On the evening of November 6th, I attended a training workshop on the utilization of the nonviolent communication approach to addressing the racism happening in Macomb. The overarching theme for this event, which I believe was the 4th in a series but my first time attending, was about active and reflective listening. After a series of activities and sharing, the Macomb chief of police decided to share that he was happy to report that everyone in his small group had to think back 25 years to remember a time when they were disrespected, and that it reflected on how great of a place it is to live in Macomb.
Of course, this event was happening because it is not a great place to live for many people, particularly for people of color, religious minorities, members of the LGBTQ+ community, or anyone outside of the majority demographic.
After the event was completed, I decided that I would share with the chief of police how I felt in reaction to his comments. I walked up to him and politely asked if I could speak with him. I indicated that I would like to share with him how I felt in reaction to his comments. He agreed to listen, so I shared that what he had shared in the group felt like he was dismissing the very real and very frightening experiences of many of the people in this room. I indicated, that, to me, he was suggesting that he feels safe and welcome here, but that he was ignoring the fact that so many other people this evening shared exactly why they didn’t feel safe here.
The chief immediately attempted to dismiss my feelings by suggesting that he was only speaking on behalf of his small group, and that he believes that people just need to learn how to move on with their lives. I expressed that for him, it may have been 25 years since he felt disrespected and so he has the ability to “move on”, but that for many of the people in the room, including myself, we don’t get to just move on because we face disrespect, discrimination, and hatred thrown at us every single day.
The chief of police then decided to take another angle, sharing about how he understands what it is like to be treated differently and experience discrimination. I, of course, was curious about how this could be considering he is a white, straight, male in a position of power, so I asked him to share with me his experiences. He shared that he had to ask a family member to stop introducing him as a police officer because people treat him differently once they know that he is the police. I nodded my head and did my best to reflect back how he feels uncomfortable when people treat him differently once they find out he is a cop. I asked him to reflect on how it must feel for a person of color who is not able to just not reveal their race because they cannot take off their skin color in the same way he gets to take off his badge, gun, and title.
Once again, the chief of police pivoted the conversation, and suggested that people who are treated poorly should just stop hanging out with those who are treating them poorly. I suggested that his reaction was coming from a place of privilege because he doesn’t understand how one cannot just not hang out with certain people to avoid being discriminated against, disrespected, or attacked. I explained that for people who are minorities in this community, there is no avoiding those who don’t like us. Most of the people in this community are white and many hold racist beliefs about people of color. For the queer community, there are people everywhere who believe that being gay or transgender is sinful and tell them they are going to hell. I expressed that we are already not hanging out with people who are hateful towards us, but that we cannot avoid those who are hateful at all times because they are at work and school and in the community.

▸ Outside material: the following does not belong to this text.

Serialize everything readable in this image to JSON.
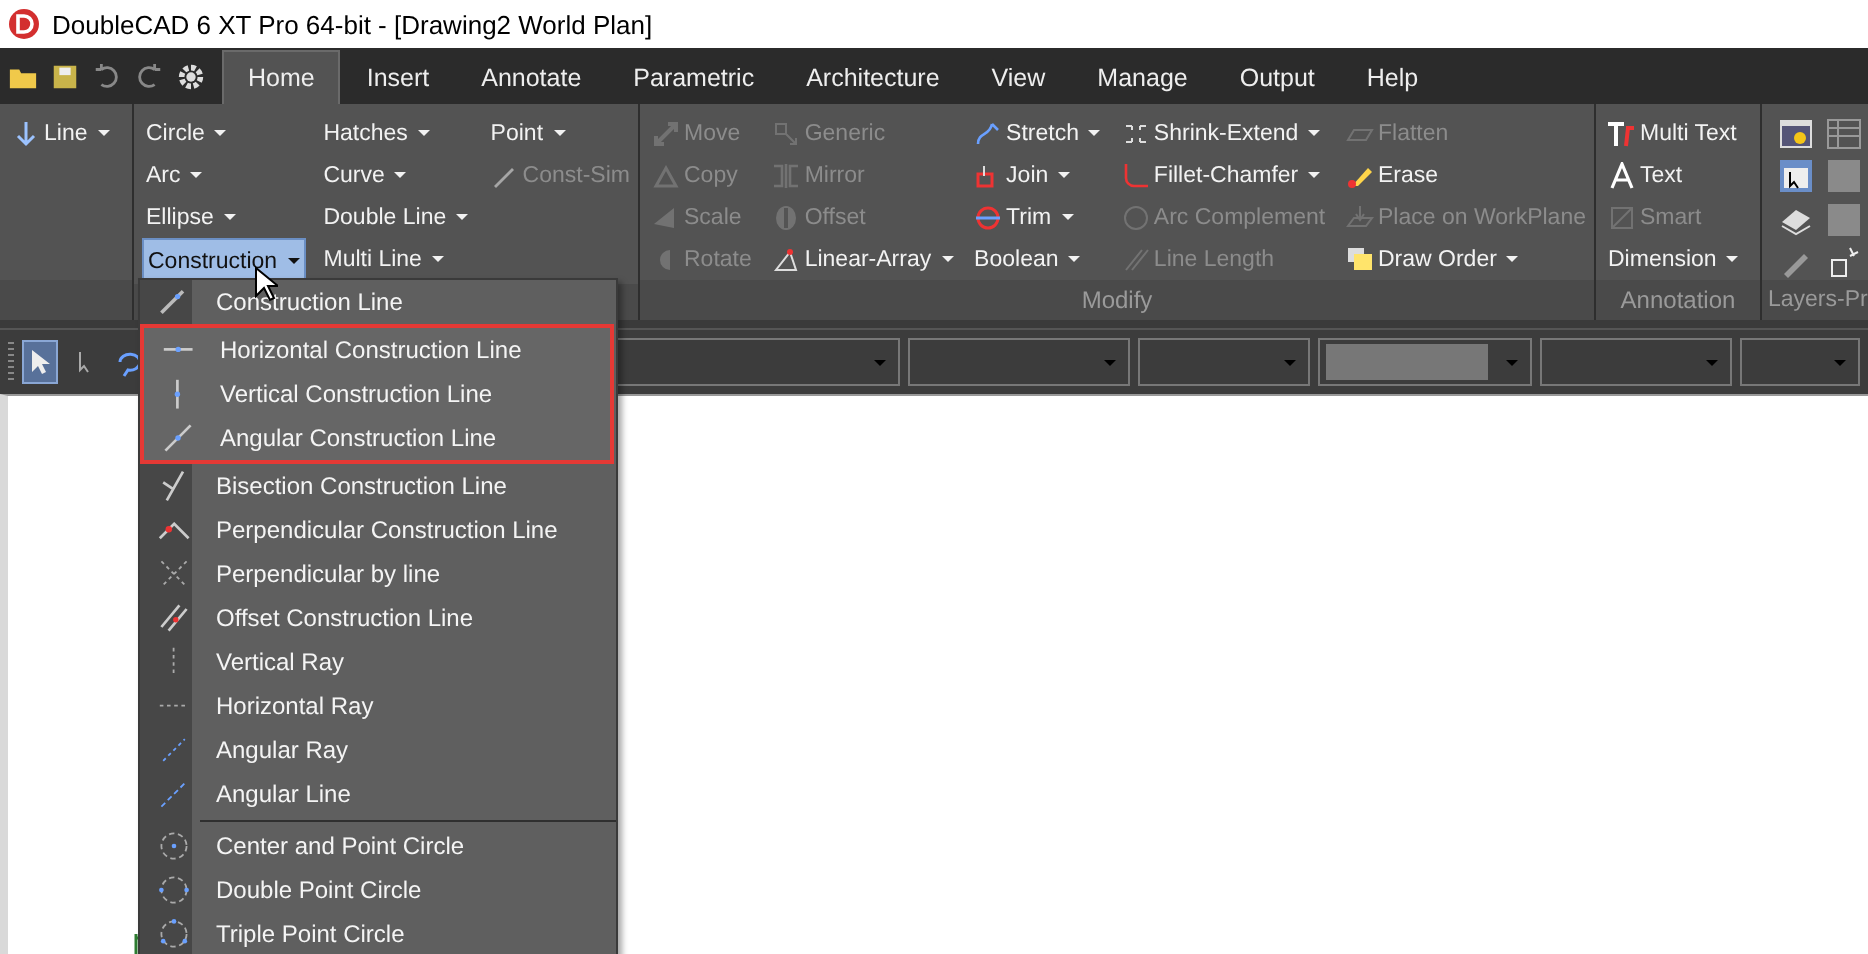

The chief of police shifted his approach again, suggesting that people have the right to believe what they want. I agreed that they do have the right to believe what they want, but that they do not have the right to cause harm to other people based on those beliefs. He asked how people are being harmed with other people’s beliefs that it is sinful to be gay. I indicated that a child being told that who they are is sinful and telling them that they are going to hell causes harm. I expressed that children don’t just get over that and asked if he knew about the rate at which the LGBTQ community commits suicide. His response: “Is it higher than the suicide rate for police?”
At one point during the conversation, he claimed that he could do nothing about the discrimination, and I asked him if he called it out when he saw it. He responded that he couldn’t call it out because it never happens in front of him. He suggested that he just doesn’t see it around him and therefore can do nothing about it. I challenged him to start really looking for it because if he actually looked for it, he would find it.
It was clear to me that he was not going to really allow himself to feel any empathy or understanding for anyone who expressed concerns over feeling unsafe in this community because of their race, ethnicity, nationality, religion, sexual orientation, or gender expression. He was unwilling to set aside his own bias in order to hear me or anyone else in that room that night who was expressing concerns of safety.
As a queer person, I do not feel that I could safely report an incident of verbal, physical, or sexual assault to him. I do not feel I could safely report any discrimination I may have experienced to him. After my conversation with him, it was clear that he is unwilling to be a safe person for the most vulnerable members of our community. I would not feel comfortable telling him vulnerable information about me, and I would fully anticipate that he would deny, minimize, rationalize, or justify any experience I may need to report. I believe this would be the case for any person of color, any immigrant, any person within the LGBTQ+ community, or any other minority in this community. I am concerned about the chief’s ability to treat all people with kindness, compassion, and respect.
Macomb needs a person in leadership in the police department who is willing to own their bias. Macomb police department needs someone who is willing to listen and truly hear what people are telling him. We need a leader who is willing to be an advocate for the most vulnerable. Someone who is truly committed to serving and protecting everyone in our community–not just the people who look like and think like him. In order to do that, it requires a leader who can truly empathize with people of diverse backgrounds.